The store 12 may be, for example, a hard disk or other storage means. In this case, the store 12 is the internal memory of web server 11, each PAC file being retrieved into the internal memory from a hard disk connected to web server 11 when the software initialises.

For example, if workstation 5 requests a PAC script from web server 11 then the software running on web server 11 will determine from the IP address of workstation 5 that it forms part of the subnet formed around hub 1 and serve to it a PAC script that instructs it to access URLs on the Intranet directly and to access any URL on the Internet via proxy server 13. A similar PAC file would be served to any of workstations 7 to 9 via routers 3 and 4 to configure them to use proxy server 14 for Internet access.

In this way, if laptop 10 is connected to hub 2 (as shown in dashed lines on FIG. 1) and its IP address is changed from the value it had when connected to hub 1, for example if its IP address is dynamically allocated using dynamic host configuration protocol (DHCP) or a similar protocol, then web server 11 can detect that it is connected to hub 2 and serve the appropriate PAC file to configure the browser software on laptop 10 to use proxy server 14 rather than proxy server 13 for Internet access.
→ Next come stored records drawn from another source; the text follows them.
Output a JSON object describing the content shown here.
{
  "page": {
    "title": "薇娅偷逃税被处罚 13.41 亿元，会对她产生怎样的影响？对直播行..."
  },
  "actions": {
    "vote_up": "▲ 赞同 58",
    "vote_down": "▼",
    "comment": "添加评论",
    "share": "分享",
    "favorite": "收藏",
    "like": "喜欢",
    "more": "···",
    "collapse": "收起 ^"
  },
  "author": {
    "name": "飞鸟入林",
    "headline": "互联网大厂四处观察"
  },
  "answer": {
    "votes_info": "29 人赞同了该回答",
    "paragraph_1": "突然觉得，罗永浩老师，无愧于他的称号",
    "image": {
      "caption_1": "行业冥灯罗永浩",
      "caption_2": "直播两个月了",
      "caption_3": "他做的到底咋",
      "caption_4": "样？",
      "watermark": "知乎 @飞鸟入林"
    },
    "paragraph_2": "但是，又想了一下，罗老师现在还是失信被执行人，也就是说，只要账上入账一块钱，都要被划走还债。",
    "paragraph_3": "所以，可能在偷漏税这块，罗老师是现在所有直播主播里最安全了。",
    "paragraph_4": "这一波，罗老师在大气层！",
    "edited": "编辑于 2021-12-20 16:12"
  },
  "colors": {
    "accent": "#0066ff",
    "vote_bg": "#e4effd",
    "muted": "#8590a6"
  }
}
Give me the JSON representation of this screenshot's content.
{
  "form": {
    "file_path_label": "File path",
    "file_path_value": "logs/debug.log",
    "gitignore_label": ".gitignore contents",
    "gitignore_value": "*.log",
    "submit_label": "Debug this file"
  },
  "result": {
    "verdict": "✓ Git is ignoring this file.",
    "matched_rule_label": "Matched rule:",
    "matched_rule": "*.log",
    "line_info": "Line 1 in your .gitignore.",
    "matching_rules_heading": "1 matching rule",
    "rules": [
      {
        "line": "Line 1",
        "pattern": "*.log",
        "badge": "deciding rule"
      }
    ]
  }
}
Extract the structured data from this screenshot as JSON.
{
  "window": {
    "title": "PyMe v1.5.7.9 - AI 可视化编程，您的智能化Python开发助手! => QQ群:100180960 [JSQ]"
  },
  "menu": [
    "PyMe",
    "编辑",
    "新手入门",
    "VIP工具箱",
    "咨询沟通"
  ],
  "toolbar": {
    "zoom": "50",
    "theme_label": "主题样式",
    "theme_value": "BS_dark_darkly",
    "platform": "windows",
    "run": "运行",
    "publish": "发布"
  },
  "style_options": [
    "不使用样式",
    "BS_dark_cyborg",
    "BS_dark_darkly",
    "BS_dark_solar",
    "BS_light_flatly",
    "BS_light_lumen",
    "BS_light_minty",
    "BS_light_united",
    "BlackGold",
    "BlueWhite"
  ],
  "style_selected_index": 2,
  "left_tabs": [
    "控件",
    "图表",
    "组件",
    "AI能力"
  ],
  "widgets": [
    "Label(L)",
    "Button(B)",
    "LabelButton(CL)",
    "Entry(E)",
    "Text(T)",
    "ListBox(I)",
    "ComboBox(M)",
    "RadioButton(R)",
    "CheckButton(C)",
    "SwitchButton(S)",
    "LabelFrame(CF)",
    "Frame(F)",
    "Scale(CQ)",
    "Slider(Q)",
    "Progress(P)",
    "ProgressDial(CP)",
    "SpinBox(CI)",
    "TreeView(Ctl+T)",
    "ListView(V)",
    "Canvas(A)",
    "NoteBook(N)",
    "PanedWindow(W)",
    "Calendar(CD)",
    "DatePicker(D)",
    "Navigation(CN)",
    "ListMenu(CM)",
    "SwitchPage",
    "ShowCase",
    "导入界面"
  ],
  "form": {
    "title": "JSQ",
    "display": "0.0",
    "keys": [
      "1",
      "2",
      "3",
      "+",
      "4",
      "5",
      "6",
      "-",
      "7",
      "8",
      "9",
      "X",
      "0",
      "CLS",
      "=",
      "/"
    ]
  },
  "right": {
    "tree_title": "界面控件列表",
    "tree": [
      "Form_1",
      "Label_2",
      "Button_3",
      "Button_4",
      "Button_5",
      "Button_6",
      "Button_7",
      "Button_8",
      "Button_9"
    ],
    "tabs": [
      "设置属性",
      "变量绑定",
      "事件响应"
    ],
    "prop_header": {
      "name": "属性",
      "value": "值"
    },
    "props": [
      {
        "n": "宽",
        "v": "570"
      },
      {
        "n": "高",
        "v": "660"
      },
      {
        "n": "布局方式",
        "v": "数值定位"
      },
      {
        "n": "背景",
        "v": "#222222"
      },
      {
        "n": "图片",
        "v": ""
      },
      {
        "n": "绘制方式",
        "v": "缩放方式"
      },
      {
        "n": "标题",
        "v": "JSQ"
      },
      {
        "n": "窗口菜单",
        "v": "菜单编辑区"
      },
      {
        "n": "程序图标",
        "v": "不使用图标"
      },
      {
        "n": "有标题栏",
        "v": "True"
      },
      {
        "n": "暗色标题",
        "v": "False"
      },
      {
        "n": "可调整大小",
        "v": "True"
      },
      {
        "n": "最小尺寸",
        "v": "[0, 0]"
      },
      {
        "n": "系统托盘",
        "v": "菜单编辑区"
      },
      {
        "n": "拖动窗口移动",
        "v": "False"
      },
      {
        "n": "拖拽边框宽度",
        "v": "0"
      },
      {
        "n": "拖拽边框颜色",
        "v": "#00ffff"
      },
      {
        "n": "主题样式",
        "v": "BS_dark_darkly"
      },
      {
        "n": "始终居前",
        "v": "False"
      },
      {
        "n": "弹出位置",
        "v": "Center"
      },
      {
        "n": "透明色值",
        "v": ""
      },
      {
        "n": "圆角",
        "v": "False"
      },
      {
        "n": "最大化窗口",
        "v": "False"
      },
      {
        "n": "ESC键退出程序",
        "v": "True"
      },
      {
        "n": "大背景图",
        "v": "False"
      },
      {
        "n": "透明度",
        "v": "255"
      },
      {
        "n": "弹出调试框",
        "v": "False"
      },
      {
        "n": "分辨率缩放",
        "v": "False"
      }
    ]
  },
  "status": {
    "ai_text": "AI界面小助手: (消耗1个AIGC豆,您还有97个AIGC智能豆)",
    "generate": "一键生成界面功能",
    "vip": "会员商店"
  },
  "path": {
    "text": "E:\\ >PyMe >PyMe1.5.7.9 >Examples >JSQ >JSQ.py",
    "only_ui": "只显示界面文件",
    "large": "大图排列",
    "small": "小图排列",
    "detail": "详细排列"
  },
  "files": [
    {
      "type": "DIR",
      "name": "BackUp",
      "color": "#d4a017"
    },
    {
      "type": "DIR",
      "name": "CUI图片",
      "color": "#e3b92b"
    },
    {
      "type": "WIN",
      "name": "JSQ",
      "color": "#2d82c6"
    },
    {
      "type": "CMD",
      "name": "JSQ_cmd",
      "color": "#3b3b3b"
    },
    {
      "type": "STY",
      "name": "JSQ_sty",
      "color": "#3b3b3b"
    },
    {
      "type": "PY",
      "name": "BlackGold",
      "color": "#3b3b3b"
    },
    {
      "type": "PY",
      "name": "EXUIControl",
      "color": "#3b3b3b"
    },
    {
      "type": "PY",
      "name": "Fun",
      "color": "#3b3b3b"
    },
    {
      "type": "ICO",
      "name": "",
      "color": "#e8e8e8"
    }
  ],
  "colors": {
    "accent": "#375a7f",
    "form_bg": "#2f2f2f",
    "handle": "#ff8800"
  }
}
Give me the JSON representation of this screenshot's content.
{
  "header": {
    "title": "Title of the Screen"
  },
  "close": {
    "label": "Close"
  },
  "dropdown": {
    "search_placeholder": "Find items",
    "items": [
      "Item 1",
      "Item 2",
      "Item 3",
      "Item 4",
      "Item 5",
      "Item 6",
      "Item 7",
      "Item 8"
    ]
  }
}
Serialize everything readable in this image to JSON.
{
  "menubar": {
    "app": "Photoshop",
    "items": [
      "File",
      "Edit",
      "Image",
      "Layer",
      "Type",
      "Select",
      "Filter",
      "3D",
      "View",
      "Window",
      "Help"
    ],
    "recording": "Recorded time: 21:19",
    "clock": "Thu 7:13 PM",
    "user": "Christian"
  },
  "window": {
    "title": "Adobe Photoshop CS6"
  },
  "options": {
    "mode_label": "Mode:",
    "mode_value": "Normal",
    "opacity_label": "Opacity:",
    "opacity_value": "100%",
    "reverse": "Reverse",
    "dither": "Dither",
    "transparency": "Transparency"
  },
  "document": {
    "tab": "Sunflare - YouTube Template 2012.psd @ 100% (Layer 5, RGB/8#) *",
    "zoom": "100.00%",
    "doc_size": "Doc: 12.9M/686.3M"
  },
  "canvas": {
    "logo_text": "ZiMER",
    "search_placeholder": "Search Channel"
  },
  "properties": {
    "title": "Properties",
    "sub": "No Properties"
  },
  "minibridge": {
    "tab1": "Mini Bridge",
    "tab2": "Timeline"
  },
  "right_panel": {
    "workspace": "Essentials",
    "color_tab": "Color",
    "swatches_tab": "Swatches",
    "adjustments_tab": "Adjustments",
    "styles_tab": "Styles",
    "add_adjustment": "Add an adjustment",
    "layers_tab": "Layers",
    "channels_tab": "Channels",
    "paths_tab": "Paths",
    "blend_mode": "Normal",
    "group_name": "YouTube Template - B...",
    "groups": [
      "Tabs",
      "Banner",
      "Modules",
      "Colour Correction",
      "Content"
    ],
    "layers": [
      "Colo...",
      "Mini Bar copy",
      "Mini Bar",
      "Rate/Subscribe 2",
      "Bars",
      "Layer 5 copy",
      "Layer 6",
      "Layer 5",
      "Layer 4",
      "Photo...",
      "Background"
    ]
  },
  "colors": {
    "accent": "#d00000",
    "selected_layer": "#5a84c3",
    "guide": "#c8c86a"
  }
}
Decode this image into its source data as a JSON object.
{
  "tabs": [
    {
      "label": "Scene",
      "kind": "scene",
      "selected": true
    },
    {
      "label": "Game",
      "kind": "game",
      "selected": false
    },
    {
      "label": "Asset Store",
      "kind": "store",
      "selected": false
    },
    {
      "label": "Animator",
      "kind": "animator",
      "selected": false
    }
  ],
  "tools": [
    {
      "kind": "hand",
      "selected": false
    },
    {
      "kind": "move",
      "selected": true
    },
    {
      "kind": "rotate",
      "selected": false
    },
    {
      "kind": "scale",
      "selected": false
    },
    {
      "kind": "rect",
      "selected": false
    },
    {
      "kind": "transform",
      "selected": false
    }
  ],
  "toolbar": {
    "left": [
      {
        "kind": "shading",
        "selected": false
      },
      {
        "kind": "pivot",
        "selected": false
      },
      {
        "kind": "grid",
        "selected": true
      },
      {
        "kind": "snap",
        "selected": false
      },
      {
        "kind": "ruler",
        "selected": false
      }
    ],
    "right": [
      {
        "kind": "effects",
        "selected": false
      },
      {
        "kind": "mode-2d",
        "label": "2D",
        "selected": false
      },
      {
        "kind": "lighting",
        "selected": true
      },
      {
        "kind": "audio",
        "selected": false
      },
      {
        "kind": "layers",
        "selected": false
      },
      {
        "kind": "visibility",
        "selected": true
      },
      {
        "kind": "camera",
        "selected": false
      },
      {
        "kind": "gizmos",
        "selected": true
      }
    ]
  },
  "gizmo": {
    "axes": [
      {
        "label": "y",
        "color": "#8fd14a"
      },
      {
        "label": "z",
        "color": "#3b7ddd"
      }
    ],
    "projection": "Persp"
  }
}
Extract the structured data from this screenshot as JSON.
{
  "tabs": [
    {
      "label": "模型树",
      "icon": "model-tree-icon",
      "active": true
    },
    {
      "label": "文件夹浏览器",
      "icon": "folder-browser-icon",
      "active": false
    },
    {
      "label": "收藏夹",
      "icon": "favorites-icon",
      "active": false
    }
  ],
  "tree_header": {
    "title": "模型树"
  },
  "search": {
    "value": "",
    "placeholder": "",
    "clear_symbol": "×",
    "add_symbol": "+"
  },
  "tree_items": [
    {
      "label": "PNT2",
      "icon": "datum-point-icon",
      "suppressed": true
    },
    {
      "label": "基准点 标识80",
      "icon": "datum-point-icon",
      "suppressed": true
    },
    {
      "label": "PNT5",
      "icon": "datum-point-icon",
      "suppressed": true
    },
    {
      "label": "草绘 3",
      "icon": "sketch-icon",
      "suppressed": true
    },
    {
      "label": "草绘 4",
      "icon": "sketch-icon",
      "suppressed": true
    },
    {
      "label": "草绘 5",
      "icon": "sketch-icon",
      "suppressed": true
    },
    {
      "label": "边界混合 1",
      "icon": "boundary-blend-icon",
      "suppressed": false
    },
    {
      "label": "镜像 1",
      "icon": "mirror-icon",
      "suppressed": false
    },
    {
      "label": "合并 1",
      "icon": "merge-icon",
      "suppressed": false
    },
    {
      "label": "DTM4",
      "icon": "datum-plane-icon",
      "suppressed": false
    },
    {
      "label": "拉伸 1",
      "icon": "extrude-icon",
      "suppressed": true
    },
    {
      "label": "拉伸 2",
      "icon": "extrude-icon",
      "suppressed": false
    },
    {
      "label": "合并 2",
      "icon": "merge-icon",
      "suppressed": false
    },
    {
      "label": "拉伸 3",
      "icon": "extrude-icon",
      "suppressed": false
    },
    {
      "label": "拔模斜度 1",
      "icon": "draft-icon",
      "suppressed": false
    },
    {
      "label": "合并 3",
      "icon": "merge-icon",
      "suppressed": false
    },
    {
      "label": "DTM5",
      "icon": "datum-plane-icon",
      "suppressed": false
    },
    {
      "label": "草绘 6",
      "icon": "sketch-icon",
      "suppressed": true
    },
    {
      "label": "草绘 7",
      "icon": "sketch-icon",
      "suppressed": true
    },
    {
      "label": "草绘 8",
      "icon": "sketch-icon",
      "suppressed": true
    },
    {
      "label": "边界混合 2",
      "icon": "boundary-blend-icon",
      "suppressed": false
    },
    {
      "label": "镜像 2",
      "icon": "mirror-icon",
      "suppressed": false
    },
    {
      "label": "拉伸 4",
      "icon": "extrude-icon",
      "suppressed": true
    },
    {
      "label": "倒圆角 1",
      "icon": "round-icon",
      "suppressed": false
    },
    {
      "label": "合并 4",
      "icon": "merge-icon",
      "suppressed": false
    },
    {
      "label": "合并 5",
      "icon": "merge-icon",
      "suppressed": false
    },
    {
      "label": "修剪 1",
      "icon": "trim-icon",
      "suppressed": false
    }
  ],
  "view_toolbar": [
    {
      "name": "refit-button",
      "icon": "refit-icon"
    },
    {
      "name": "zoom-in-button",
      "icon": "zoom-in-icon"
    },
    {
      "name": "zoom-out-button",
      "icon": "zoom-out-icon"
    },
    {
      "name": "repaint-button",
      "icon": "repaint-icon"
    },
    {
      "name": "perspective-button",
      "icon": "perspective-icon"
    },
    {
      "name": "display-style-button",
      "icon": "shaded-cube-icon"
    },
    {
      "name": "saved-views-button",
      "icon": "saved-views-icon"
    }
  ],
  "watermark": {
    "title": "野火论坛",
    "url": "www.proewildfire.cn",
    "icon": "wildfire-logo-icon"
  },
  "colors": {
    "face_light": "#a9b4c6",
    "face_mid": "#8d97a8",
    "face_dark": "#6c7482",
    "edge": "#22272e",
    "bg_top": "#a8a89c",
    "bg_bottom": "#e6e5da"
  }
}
The PAC files are standard in nature and may configure the browser software in various ways. For example, the PAC file served to workstations 5,6 may configure them such that if proxy server 13 is not functioning they will instead use proxy server 14 via routers 3 and 4 and the WAN to access the Internet 15. Other possibilities include the provision of multiple proxy servers connected to each of hubs 1 and 2 for load sharing purposes. In this scenario, all URLs pointing to a server in the “.com” domain may be forwarded to a first proxy server whilst all other URLs will be forwarded to a second proxy server. Alternatively, all hypertext transfer protocol (HTTP) URLs may be forwarded to a first proxy server whilst all other URLs, for example file transfer protocol (FTP) URLs, may be forwarded to a second proxy server. The man skilled in the art will be aware of the large variety of different possibilities of configuration that are available using PAC files.

In this way, the invention has provided a centrally maintainable configuration mechanism for browser software that ensures that the most appropriate proxy server is used depending on available network resources to ensure efficient network operation.

It is important to note that while the present invention has been described in a context of a fully functioning data processing system, those of ordinary skill in the art will appreciate that the processes of the present invention are capable of being distributed in the form of a computer readable medium of instructions and a variety of forms and that the present invention applies equally regardless of a particular type of signal bearing media actually used to carry out distribution. Examples of computer readable media include recordable-type media such as floppy disks, a hard disk drive, RAM and CD-ROMs as well as transmission-type media such as digital and analogue communications links.

Referenced by
Citing PatentFiling datePublication dateApplicantTitle
US7873707 *Oct 27, 2004Jan 18, 2011Oracle America, Inc.Client-side URL rewriter
US8504809May 27, 2010Aug 6, 2013At&T Mobility Ii LlcAutomated communication configuration
US8676922 *Jun 30, 2004Mar 18, 2014Google Inc.Automatic proxy setting modification
Classifications
U.S. Classification717/121, 709/203, 717/115
International ClassificationG06F15/16, G06F9/44, G06F9/445, H04L29/12, H04L29/08
Cooperative ClassificationH04L67/34, H04L67/2804, H04L67/289, H04L29/12783, G06F9/44505, H04L61/35
European ClassificationH04L61/35, H04L29/12A6, H04L29/08N33, H04L29/08N27X8, H04L29/08N27A
Legal Events
DateCodeEventDescription
Dec 19, 2003ASAssignment
Owner name: ORACLE INTERNATIONAL CORPORATION, CALIFORNIA
Free format text: ASSIGNMENT OF ASSIGNORS INTEREST;ASSIGNOR:HARRISON, PETER;REEL/FRAME:014832/0399
Effective date: 20031106